Nice Wild Drive

On a recent visit to Lake Apopka, it was “splash and dash” showers all morning. The sun was still just low enough for this rainbow, which seemed to hug the ground.


Just as in Merritt Island, ducks are coming in for the winter all across Florida, though they seem to be late in coming to the big parks and refuges. I have seen reports of larger numbers of scaups in neighborhood and commercial development ponds.

Female Hooded Merganser.

The first Great Blue Heron of the day had speared a large catfish, but seemed to be having trouble figuring out how to eat it.


As is typical of central Florida in winter, there were large numbers of Palm and Yellow-rumped Warblers. Palm Warblers will usually allow you to get somewhat closer to them, especially if there are many of them in the same place. They always seem curious and will stop to watch as I fumble with my binoculars or camera.


Recently a rare Brown Booby (well, rare for inland central Florida) had been seen around the old pumphouse. I did catch one distant look at a bird that looked suspiciously like a booby, but it was just too far away to be sure. There were Eastern Phoebes, ibises, Ospreys, and (of course) more Palm Warblers around.

Here you can see the yellow under-tail coverts and white tail spots that are good field-marks when the birds are actively flitting around.

Nearby a juvenile Red-shouldered Hawk was sitting very close to the roadway in some trees.

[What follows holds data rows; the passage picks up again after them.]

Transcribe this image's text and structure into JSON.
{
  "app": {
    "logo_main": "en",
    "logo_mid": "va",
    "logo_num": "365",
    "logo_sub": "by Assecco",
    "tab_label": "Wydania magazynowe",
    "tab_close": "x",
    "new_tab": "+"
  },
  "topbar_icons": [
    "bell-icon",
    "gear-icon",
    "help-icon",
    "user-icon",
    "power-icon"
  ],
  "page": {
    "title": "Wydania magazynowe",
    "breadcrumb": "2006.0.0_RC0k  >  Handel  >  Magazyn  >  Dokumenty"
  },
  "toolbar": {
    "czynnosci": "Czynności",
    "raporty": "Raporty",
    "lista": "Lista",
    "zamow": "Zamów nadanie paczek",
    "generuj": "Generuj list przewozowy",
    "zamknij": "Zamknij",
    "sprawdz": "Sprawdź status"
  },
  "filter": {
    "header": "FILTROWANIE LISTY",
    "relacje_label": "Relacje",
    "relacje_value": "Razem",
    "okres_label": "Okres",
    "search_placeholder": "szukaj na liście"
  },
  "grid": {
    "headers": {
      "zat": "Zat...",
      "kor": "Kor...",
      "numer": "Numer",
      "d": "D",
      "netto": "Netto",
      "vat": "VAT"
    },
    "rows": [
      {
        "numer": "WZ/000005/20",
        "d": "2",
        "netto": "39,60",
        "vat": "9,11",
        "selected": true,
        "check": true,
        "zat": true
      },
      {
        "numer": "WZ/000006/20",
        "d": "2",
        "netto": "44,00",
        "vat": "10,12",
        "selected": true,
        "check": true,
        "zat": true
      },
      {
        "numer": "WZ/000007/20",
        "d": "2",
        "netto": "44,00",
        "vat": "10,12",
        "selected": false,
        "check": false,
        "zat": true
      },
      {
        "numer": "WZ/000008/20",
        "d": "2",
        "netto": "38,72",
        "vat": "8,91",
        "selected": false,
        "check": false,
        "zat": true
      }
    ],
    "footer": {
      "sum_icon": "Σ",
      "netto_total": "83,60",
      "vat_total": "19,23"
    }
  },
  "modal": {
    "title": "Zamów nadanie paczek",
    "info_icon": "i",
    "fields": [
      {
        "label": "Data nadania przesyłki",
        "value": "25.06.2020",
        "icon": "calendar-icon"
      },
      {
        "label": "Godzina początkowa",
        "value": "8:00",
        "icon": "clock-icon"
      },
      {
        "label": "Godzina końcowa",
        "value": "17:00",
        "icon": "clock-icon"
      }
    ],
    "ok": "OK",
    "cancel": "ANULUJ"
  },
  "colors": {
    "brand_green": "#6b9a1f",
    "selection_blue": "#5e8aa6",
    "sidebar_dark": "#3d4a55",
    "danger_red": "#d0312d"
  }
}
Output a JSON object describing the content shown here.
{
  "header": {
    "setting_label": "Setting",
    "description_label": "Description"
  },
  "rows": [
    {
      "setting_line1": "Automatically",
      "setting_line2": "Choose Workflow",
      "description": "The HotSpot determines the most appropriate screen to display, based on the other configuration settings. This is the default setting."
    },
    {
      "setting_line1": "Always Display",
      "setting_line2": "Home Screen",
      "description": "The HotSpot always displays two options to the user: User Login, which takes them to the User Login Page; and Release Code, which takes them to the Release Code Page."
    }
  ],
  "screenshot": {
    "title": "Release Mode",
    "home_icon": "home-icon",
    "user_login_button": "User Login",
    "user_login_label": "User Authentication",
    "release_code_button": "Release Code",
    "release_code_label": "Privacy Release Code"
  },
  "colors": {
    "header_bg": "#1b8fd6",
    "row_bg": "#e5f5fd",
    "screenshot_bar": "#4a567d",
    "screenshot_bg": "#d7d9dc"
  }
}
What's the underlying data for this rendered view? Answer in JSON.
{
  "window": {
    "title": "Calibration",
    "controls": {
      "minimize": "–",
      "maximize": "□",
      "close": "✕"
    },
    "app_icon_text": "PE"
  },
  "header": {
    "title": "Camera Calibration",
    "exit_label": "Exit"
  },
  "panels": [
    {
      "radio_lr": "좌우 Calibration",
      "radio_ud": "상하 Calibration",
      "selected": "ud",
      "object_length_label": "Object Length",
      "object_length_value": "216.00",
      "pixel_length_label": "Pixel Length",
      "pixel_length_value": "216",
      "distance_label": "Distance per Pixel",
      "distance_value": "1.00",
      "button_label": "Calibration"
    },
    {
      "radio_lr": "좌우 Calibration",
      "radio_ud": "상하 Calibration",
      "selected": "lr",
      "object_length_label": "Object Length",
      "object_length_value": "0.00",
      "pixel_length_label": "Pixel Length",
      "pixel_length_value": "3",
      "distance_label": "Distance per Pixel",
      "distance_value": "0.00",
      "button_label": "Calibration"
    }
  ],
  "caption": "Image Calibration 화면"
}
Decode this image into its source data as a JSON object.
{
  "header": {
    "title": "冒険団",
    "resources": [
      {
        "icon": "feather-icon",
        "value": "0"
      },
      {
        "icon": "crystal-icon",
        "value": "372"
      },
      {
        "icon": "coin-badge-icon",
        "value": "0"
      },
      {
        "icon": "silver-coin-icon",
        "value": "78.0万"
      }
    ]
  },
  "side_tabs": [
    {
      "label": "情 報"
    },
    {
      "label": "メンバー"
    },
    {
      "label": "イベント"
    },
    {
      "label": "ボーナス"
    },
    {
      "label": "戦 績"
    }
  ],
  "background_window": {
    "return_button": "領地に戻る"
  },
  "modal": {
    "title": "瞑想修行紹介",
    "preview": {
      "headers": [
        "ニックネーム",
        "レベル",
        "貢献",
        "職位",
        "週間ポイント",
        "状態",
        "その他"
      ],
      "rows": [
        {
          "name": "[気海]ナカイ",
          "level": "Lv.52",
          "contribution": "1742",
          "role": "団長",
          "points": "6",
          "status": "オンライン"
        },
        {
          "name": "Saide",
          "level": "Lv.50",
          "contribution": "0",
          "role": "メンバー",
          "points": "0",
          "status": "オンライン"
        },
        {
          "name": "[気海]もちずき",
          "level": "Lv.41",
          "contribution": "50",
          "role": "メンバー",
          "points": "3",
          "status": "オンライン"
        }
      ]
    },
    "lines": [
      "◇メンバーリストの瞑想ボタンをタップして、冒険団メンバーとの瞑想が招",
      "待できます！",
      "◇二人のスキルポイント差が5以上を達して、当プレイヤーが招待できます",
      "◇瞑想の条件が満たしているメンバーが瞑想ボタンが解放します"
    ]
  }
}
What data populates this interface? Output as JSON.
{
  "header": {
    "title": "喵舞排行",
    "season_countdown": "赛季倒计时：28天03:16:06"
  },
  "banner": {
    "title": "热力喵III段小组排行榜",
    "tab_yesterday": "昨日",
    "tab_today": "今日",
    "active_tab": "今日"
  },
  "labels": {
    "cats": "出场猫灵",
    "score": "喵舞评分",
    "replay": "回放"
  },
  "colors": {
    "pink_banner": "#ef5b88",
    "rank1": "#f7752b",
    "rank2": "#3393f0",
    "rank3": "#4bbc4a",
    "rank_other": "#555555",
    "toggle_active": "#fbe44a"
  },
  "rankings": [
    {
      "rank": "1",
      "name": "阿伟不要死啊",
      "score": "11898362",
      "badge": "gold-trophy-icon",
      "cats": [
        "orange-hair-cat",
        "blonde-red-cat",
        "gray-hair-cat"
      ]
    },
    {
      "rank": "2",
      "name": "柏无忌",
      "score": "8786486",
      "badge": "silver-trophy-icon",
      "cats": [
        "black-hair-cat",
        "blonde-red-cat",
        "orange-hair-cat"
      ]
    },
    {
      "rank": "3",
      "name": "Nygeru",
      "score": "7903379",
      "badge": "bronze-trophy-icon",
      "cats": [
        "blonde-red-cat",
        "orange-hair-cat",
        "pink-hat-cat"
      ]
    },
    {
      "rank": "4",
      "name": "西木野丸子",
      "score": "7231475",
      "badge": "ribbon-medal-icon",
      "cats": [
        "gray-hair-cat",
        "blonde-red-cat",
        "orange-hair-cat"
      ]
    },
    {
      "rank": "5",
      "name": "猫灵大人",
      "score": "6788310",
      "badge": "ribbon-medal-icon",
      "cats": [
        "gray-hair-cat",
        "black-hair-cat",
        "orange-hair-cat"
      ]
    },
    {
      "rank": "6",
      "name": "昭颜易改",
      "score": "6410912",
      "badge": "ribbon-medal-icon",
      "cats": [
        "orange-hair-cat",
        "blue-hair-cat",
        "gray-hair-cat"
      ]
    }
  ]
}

Both the typical and  pale “Florida form” varieties were present throughout the morning.

When this bird matures, into next year, it will have a red, finely-barred breast and rufous shoulders (hence the common name of the species).

American Bitterns have been back in the area for a while now, but I finally saw my first of the season (FOS) birds on the first pass through the wildlife drive. One was quite close to the car, much more interested in stalking prey than anything else.

American Bitterns will often hide in tall reeds and rely on their coloration and pattern to stay concealed. But it’s not uncommon to find them out in the open if they feel secure and hungry, as this bird clearly did.

There a quite a few larger alligators along the drainage canals that parallel the roads. Many were well over 2 meters (6.5 feet) long. They were taking advantage of the sun, between rain showers.

What was really great was seeing Fulvous Whistling ducks for more than 2 seconds! I have this bird on my life list from seeing a bird fly quickly over the car and out of sight one afternoon back in the spring. Since then, any birding adventure where these birds were alleged to be found, I came up empty. It took a second drive around to get them, but this time, I got some really good unaided-eye, binocular, and camera looks at them.

The first group of Fulvous Whistling-Ducks was a bit distant, but their profiles and coloration were unmistakable.

The second group of Fulvous Whistling-Ducks were much closer and were mainly preoccupied with preening. I tried to get two of the duck to look up at the same time, but to no avail.

Here is a link to the eBird checklist:

And for the less click-inclined (47 species):

  • Black-bellied Whistling-Duck
  • Fulvous Whistling-Duck
  • Blue-winged Teal
  • Northern Shoveler
  • Hooded Merganser
  • Pied-billed Grebe
  • Double-crested Cormorant
  • Anhinga
  • American Bittern (FOS)
  • Least Bittern
  • Great Blue Heron
  • Great Egret
  • Snowy Egret
  • Little Blue Heron
  • Tricolored Heron
  • Cattle Egret
  • Green Heron
  • Black-crowned Night-Heron
  • White Ibis
  • Glossy Ibis
  • Turkey Vulture
  • Osprey
  • Northern Harrier
  • Bald Eagle
  • Red-shouldered Hawk
  • Sora
  • Common Gallinule
  • American Coot
  • Wilson’s Snipe
  • Mourning Dove
  • Belted Kingfisher
  • Red-bellied Woodpecker
  • American Kestrel
  • Merlin
  • Eastern Phoebe
  • Fish Crow
  • House Wren
  • Blue-gray Gnatcatcher
  • American Robin
  • Gray Catbird
  • Common Yellowthroat
  • Palm Warbler
  • Savannah Sparrow
  • Northern Cardinal
  • Red-winged Blackbird
  • Common Grackle
  • Boat-tailed Grackle

There are certainly “greener” ways to bird, but some areas are better birded from a car. I try to work harder to reduce my carbon footprint and other disturbances as a result. Also, many birds that are skittish when approached on foot don’t seem to give automobiles much concern.



Leave a Reply

Fill in your details below or click an icon to log in: Logo

You are commenting using your account. Log Out /  Change )

Facebook photo

You are commenting using your Facebook account. Log Out /  Change )

Connecting to %s